▶ [DIRECTIONS FOR THIS TASK] Return the exact lines spanning from the line with "Decode this image" through the last line of the entries, boundaries included, and no others.

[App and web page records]
========

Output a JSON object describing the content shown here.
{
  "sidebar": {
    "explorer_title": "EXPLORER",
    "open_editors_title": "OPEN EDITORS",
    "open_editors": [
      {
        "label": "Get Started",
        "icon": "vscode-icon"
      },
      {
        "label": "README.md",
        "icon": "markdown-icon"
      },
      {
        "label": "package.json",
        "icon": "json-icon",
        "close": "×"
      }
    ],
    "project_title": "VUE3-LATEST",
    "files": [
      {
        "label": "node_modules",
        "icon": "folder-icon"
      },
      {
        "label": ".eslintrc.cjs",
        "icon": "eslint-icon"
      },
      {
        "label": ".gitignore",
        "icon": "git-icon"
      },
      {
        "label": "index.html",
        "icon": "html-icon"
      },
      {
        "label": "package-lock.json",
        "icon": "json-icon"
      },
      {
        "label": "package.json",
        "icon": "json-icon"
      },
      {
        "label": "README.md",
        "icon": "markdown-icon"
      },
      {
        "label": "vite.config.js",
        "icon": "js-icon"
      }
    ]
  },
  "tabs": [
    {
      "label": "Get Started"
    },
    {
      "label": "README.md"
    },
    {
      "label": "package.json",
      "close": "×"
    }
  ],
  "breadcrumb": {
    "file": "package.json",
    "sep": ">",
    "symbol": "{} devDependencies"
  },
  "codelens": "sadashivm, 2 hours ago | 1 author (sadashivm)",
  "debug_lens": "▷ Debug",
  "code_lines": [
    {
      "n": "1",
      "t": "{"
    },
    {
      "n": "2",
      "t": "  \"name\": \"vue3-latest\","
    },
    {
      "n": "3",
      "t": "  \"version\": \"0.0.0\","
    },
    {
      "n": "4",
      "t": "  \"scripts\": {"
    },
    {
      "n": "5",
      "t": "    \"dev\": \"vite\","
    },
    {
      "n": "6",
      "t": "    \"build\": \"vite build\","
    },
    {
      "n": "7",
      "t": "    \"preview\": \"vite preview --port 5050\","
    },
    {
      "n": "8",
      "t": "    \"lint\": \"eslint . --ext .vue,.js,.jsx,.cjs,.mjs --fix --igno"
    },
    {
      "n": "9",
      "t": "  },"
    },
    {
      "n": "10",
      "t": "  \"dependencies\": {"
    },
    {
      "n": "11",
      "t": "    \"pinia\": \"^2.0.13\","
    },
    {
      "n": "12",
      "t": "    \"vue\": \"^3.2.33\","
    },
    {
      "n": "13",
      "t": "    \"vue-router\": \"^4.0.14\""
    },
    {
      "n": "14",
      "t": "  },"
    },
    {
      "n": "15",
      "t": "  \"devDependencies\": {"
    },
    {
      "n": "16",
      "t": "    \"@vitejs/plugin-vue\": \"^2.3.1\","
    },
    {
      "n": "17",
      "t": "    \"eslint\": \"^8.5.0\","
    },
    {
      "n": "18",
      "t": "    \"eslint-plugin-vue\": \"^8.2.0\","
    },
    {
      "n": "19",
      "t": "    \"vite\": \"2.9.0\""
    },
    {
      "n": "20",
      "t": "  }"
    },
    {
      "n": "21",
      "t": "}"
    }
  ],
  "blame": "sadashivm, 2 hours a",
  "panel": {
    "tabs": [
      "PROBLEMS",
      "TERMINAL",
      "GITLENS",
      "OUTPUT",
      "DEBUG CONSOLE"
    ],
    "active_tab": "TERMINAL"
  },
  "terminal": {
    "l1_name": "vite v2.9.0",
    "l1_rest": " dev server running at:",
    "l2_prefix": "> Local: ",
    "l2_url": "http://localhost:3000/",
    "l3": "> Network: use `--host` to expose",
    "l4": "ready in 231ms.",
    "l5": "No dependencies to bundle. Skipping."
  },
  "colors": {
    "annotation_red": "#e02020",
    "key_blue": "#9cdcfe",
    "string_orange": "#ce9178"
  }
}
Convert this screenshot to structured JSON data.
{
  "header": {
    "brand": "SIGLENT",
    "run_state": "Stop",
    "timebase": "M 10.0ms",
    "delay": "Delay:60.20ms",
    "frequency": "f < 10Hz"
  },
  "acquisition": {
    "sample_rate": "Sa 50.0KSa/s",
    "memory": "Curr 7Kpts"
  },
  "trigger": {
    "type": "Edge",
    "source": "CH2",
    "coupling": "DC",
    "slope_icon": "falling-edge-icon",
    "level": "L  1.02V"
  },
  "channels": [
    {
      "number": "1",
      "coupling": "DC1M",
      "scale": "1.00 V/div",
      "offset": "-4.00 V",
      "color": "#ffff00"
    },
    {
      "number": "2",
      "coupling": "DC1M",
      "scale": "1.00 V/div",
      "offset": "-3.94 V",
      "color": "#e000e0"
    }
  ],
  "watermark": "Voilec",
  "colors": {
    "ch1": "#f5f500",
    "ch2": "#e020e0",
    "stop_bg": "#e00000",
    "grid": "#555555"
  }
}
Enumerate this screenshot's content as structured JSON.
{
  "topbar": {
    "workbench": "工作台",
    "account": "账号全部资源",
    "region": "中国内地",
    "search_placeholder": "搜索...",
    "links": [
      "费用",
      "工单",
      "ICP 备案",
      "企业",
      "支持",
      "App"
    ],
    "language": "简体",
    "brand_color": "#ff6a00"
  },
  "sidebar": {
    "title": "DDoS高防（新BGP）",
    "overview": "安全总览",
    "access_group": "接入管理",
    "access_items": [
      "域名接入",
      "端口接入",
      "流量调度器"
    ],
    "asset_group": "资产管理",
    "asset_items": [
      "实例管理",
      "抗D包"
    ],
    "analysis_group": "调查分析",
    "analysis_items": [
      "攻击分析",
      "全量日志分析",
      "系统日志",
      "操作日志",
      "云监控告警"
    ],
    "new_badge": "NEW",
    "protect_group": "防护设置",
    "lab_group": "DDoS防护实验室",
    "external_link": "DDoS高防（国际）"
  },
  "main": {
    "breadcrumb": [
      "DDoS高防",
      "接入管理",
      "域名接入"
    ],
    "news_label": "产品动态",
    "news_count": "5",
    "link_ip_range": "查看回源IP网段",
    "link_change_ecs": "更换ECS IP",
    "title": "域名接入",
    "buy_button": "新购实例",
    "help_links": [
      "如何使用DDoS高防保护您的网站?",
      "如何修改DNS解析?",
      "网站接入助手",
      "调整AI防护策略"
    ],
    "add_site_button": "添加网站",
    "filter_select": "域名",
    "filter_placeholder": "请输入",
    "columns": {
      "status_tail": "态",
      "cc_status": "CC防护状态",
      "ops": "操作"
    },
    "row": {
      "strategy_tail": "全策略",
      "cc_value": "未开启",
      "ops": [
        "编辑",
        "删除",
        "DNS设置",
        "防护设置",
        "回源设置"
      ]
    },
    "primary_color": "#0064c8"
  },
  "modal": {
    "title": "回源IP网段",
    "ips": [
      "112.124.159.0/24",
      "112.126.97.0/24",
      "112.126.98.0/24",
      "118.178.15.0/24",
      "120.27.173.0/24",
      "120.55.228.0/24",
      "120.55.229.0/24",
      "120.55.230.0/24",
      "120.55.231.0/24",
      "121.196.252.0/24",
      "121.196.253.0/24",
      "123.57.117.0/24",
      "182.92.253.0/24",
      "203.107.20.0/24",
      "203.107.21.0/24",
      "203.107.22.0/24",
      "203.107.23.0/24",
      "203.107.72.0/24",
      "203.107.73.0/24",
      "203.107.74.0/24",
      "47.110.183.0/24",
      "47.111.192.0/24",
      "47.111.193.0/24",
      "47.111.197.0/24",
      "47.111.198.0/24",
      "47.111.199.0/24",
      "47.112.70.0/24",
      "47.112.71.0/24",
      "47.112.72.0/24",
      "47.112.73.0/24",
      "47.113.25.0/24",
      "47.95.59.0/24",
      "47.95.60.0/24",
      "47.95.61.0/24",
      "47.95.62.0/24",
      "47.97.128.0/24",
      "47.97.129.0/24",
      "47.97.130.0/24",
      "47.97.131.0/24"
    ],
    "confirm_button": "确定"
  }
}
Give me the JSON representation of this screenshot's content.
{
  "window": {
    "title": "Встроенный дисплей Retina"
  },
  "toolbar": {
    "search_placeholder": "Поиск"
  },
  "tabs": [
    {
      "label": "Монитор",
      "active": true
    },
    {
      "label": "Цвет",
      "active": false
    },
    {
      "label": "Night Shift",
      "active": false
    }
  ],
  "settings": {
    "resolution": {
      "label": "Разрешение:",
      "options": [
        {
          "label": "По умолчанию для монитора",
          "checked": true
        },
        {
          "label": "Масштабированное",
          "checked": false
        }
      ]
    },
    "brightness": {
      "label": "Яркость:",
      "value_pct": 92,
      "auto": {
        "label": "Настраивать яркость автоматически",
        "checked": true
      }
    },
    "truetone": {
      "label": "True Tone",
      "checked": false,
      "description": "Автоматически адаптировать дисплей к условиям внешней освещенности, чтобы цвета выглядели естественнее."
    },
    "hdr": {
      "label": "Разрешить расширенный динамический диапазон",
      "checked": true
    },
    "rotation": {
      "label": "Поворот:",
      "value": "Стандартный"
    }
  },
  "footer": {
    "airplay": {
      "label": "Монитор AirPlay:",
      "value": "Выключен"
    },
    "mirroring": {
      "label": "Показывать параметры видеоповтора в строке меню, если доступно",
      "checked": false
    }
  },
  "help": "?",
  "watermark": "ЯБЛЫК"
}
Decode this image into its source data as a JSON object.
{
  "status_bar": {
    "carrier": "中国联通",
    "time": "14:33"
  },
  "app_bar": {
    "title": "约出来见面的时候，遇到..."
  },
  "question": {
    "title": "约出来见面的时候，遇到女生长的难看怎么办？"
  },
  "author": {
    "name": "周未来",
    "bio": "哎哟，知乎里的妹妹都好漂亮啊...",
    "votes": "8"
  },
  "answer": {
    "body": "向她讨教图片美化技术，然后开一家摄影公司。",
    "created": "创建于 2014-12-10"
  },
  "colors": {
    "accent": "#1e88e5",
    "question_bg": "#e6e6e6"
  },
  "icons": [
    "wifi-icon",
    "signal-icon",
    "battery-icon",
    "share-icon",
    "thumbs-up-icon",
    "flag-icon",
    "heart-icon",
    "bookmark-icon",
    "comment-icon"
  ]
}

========

▶ [EXERCISE RESPONSE]
Decode this image into its source data as a JSON object.
{
  "status_bar": {
    "carrier": "中国联通",
    "time": "14:33"
  },
  "app_bar": {
    "title": "约出来见面的时候，遇到..."
  },
  "question": {
    "title": "约出来见面的时候，遇到女生长的难看怎么办？"
  },
  "author": {
    "name": "周未来",
    "bio": "哎哟，知乎里的妹妹都好漂亮啊...",
    "votes": "8"
  },
  "answer": {
    "body": "向她讨教图片美化技术，然后开一家摄影公司。",
    "created": "创建于 2014-12-10"
  },
  "colors": {
    "accent": "#1e88e5",
    "question_bg": "#e6e6e6"
  },
  "icons": [
    "wifi-icon",
    "signal-icon",
    "battery-icon",
    "share-icon",
    "thumbs-up-icon",
    "flag-icon",
    "heart-icon",
    "bookmark-icon",
    "comment-icon"
  ]
}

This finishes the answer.